=== PROBLEM DETAILS ===
Which lines of the entries below include "letters"? List them all.

=== RECORDS PROVIDED ===
○ ○ ○
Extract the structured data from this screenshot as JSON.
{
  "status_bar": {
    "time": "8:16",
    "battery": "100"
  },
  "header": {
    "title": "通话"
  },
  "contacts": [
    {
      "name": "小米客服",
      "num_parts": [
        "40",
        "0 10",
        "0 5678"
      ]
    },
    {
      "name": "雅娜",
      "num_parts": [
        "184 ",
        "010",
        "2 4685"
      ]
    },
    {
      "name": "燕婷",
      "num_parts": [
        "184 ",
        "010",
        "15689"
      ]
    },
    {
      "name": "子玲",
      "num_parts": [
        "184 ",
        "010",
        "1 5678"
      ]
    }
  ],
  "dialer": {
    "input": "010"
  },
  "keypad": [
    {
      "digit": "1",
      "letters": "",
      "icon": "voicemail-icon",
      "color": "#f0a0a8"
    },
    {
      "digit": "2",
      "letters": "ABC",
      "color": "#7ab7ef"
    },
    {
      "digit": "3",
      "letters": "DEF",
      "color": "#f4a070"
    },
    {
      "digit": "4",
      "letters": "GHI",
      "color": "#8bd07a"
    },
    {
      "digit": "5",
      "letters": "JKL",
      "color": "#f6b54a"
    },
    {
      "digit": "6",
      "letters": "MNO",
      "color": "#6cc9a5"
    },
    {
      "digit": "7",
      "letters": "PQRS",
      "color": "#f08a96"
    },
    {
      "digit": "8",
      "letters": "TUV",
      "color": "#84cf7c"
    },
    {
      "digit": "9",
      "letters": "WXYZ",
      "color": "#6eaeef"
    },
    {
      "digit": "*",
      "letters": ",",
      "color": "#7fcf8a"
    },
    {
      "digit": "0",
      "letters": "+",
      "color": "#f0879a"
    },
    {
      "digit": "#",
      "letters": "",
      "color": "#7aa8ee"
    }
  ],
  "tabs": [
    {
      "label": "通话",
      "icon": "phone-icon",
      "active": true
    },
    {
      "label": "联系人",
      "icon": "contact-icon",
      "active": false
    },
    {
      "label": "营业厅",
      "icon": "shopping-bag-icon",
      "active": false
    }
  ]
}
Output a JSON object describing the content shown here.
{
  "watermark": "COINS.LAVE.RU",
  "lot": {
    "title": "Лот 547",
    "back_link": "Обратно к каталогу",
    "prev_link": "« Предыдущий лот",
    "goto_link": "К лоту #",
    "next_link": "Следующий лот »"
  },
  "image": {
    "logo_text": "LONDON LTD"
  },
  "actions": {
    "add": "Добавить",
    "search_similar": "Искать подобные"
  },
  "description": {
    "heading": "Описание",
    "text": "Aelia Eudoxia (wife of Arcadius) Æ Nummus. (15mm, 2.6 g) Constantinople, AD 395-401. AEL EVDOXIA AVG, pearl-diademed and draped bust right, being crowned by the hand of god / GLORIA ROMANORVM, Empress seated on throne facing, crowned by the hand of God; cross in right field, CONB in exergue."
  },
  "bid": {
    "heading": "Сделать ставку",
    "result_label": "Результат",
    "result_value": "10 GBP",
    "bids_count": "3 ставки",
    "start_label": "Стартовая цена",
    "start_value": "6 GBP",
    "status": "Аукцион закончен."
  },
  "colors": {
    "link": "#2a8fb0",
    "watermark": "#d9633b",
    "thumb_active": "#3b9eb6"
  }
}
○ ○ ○
=== RESULT OF THE EXERCISE ===
      "letters": "",
      "letters": "ABC",
      "letters": "DEF",
      "letters": "GHI",
      "letters": "JKL",
      "letters": "MNO",
      "letters": "PQRS",
      "letters": "TUV",
      "letters": "WXYZ",
      "letters": ",",
      "letters": "+",
      "letters": "",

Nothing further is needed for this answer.